▶ Work to be completed
Pull every line that includes the word "n协议班" from the data.

[Items from a dataset]
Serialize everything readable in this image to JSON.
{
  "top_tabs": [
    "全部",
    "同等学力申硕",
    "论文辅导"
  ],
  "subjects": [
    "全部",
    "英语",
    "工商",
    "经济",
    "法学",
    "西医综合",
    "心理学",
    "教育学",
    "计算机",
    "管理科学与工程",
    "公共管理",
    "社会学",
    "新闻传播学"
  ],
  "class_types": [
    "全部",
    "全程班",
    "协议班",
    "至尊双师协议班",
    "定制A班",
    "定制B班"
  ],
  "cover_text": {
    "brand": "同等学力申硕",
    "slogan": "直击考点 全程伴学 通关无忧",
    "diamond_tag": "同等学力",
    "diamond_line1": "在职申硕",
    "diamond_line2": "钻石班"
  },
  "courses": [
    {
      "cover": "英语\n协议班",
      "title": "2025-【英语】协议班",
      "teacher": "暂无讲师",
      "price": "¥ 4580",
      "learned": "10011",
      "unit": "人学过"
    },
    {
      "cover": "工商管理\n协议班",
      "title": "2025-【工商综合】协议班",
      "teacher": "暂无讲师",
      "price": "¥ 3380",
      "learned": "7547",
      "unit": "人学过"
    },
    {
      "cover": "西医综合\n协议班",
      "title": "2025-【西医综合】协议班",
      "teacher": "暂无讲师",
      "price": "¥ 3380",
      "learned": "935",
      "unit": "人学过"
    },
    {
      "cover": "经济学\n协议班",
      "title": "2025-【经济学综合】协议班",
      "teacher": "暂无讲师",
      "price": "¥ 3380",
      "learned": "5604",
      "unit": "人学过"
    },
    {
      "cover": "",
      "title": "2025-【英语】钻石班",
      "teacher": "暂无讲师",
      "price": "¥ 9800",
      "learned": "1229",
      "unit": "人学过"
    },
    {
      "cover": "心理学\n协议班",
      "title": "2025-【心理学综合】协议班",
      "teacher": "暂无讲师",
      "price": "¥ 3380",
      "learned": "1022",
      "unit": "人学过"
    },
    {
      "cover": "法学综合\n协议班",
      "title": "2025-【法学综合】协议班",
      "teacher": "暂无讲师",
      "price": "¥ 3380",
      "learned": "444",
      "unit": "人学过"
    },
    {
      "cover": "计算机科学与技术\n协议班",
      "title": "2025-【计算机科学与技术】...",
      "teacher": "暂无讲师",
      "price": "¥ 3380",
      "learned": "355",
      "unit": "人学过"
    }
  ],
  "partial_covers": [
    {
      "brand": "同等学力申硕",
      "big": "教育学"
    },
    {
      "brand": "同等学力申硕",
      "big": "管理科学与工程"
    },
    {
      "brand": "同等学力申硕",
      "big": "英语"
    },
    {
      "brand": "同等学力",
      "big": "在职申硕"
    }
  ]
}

▶ The answer
      "cover": "英语\n协议班",
      "cover": "工商管理\n协议班",
      "cover": "西医综合\n协议班",
      "cover": "经济学\n协议班",
      "cover": "心理学\n协议班",
      "cover": "法学综合\n协议班",
      "cover": "计算机科学与技术\n协议班",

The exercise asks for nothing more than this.